An adverse event report submitted to the U.S. Food and Drug Administration (FDA) in December 2014 outlines safety issues with Zimmer trabecular metal primary hip prosthesis femoral stems. The report includes cases where patients who were implanted with the component experienced implant corrosion and aggravation to surrounding soft tissue.
While Zimmer is not currently facing any lawsuits over its trabecular metal primary hip prosthesis femoral stems, the Indiana-based company still has its hands full with Zimmer hip replacement lawsuits. These lawsuits have been filed by patients who allege that the Zimmer Durom Acetabular Component, or Durom Cup, was defectively designed and is prone to dislocation or deterioration inside the body. The Durom Cup can release toxic metal particles into the bloodstream due to abrasion of its metal components. This can cause metallosis, a condition known to cause fatigue, dizziness, and extreme pain. Metallosis may also necessitate revision surgery, which can be costly and painful.

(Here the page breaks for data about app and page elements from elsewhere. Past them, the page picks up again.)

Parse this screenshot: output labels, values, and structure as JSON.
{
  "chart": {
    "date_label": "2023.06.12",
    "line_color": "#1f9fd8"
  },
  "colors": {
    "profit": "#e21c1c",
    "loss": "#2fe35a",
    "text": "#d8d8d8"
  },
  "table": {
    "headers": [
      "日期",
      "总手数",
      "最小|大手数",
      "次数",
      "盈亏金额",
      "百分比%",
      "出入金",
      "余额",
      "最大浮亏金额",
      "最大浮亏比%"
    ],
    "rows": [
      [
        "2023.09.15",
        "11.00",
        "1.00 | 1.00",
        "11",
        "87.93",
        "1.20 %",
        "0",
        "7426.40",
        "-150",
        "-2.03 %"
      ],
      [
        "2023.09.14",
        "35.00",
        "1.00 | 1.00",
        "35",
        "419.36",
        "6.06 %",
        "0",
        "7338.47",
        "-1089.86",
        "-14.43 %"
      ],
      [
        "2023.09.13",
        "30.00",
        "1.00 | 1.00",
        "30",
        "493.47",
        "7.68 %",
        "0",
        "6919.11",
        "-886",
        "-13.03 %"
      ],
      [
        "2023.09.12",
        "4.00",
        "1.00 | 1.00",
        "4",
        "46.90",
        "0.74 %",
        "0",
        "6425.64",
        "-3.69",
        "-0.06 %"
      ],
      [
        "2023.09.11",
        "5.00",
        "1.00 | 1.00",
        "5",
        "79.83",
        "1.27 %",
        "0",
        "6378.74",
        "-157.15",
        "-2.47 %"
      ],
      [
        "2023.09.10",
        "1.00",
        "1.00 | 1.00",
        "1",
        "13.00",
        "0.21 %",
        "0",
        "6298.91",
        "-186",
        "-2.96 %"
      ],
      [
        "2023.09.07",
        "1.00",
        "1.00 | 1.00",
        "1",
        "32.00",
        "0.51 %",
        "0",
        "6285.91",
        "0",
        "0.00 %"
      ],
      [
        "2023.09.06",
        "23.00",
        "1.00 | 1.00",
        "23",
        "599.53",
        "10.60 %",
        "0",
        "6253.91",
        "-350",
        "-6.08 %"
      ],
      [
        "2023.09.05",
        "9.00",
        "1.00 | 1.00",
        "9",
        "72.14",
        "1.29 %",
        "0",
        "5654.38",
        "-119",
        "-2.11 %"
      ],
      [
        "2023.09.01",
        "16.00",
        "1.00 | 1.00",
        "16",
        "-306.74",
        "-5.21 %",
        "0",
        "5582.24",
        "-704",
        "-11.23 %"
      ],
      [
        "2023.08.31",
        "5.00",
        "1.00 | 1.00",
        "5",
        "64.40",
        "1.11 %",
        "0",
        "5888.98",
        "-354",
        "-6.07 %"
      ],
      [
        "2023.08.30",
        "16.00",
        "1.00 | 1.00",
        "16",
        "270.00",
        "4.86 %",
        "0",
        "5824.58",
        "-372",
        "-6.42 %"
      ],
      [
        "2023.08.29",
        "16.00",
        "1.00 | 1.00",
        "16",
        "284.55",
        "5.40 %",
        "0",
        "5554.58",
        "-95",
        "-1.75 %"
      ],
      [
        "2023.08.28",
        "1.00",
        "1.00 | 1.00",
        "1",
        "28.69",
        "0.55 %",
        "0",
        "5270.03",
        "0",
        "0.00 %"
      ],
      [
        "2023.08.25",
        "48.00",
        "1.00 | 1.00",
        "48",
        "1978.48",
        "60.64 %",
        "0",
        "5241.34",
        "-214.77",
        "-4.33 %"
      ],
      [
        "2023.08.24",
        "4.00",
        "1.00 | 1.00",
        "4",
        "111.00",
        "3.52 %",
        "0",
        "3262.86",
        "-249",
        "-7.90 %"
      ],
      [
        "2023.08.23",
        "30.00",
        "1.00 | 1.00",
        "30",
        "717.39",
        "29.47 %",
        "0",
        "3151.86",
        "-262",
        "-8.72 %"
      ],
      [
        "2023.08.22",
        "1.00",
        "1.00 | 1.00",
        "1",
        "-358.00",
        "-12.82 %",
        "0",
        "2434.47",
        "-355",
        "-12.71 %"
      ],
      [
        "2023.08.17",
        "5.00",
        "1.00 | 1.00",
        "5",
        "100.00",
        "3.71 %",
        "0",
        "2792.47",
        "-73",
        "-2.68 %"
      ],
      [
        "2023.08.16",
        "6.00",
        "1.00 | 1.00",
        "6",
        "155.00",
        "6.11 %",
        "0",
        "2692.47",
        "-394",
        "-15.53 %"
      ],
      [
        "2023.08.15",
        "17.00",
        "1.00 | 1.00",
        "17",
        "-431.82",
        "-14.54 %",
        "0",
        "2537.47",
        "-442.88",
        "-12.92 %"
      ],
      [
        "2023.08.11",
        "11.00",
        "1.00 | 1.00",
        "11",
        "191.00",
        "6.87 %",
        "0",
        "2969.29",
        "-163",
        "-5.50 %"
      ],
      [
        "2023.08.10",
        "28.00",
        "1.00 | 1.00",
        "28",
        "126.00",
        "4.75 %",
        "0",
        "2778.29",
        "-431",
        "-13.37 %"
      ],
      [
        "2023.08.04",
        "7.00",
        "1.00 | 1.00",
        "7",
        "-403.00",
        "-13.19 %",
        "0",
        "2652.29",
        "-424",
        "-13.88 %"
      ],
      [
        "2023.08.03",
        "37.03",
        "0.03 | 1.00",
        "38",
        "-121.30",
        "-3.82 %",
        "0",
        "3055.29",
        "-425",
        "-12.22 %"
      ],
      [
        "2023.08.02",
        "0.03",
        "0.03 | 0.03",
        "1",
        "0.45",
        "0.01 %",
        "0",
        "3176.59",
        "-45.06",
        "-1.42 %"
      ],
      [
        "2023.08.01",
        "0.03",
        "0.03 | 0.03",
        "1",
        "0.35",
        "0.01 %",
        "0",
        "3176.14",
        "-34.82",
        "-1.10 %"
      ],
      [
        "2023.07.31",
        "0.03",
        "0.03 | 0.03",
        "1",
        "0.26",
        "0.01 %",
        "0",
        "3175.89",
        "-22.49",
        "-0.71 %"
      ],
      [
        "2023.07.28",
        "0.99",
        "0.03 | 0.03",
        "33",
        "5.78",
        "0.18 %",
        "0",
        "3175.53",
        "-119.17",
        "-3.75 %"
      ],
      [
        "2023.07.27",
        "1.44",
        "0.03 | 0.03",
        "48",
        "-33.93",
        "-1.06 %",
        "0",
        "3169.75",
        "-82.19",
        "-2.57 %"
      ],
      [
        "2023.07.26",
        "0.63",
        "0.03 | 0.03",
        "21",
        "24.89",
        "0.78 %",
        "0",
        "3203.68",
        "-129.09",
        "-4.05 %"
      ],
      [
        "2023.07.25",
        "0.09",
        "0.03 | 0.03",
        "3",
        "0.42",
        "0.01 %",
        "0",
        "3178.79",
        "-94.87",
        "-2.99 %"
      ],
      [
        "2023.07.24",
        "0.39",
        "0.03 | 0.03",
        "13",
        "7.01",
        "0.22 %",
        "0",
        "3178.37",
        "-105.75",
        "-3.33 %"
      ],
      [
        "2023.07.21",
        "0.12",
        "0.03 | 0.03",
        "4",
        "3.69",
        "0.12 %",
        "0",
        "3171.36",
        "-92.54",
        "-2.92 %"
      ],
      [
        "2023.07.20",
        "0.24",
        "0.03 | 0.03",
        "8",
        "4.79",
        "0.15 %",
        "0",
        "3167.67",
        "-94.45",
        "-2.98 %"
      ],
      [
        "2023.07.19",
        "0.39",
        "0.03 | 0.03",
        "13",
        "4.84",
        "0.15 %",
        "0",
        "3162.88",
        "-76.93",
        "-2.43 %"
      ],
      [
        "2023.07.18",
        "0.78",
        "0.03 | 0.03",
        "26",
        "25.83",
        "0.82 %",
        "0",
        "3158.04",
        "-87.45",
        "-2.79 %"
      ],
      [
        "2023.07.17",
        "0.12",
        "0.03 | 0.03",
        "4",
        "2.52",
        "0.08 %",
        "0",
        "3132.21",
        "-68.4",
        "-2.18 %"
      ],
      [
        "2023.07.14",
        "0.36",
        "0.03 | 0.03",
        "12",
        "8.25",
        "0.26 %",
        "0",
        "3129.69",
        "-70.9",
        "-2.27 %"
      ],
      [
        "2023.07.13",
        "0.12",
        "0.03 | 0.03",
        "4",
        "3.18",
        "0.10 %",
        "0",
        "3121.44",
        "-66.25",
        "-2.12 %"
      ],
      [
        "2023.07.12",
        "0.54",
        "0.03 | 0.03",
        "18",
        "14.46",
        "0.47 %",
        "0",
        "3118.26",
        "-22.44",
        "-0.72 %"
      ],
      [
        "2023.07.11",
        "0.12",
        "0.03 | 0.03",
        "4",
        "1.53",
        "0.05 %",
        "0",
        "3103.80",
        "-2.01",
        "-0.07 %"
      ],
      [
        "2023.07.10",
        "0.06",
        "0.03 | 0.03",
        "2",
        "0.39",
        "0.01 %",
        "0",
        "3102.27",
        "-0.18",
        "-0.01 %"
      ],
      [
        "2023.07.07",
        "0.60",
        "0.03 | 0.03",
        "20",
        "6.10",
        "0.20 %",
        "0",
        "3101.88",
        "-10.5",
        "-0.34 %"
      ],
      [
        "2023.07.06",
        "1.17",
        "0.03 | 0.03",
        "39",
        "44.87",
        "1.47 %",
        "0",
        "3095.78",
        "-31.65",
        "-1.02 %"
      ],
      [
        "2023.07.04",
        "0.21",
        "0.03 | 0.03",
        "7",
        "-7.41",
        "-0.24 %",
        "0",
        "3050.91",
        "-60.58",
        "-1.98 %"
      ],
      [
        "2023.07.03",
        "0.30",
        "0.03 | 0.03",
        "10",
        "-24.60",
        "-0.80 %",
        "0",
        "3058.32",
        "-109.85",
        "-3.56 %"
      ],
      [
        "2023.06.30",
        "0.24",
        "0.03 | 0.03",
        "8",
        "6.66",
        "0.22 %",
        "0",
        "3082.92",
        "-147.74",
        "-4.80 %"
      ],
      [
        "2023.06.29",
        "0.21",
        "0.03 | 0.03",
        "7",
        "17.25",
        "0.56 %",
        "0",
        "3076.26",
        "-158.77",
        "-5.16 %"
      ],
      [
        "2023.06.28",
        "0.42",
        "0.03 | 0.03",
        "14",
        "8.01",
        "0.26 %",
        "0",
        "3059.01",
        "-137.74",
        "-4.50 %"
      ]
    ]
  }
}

The adverse event report concerns 15 Zimmer femoral stems that were implanted in patients who had metal-on-polyethylene total hip replacement systems and who later were diagnosed with mechanically assisted crevice corrosion, or MACC. According to the report, MACC is defined as “having new onset otherwise unexplained pain and elevated serum cobalt levels of 1.6ng/ml or greater.” In other words, the patients examined were suffering from a higher concentration of chromium in the bloodstream, which can cause various severe health issues, such as cardiomyopathy, nerve damage, visual impairment, and implant loosening.
Since they were implanted with the Zimmer devices, six of the patients have undergone revision surgery, which involved removal of the component. All of the patients who had the Zimmer device removed were found to have visible corrosion at the head–neck junction of the hip replacement system. Additionally, some degree of pathological harm to the surrounding soft tissue was discovered in all patients who underwent revision surgery. The report suggests that the MACC was a result of abrasion in the metal–metal modular junctions of the total hip replacement systems, of which the Zimmer femoral stems were a part.
If you or someone close to you was injured by a failed Zimmer hip replacement system or implant component, contact Lopez McHugh today to speak free of charge with one of our talented hip replacement lawyers. You may be eligible to receive damages through your own Zimmer hip replacement or hip implant lawsuit.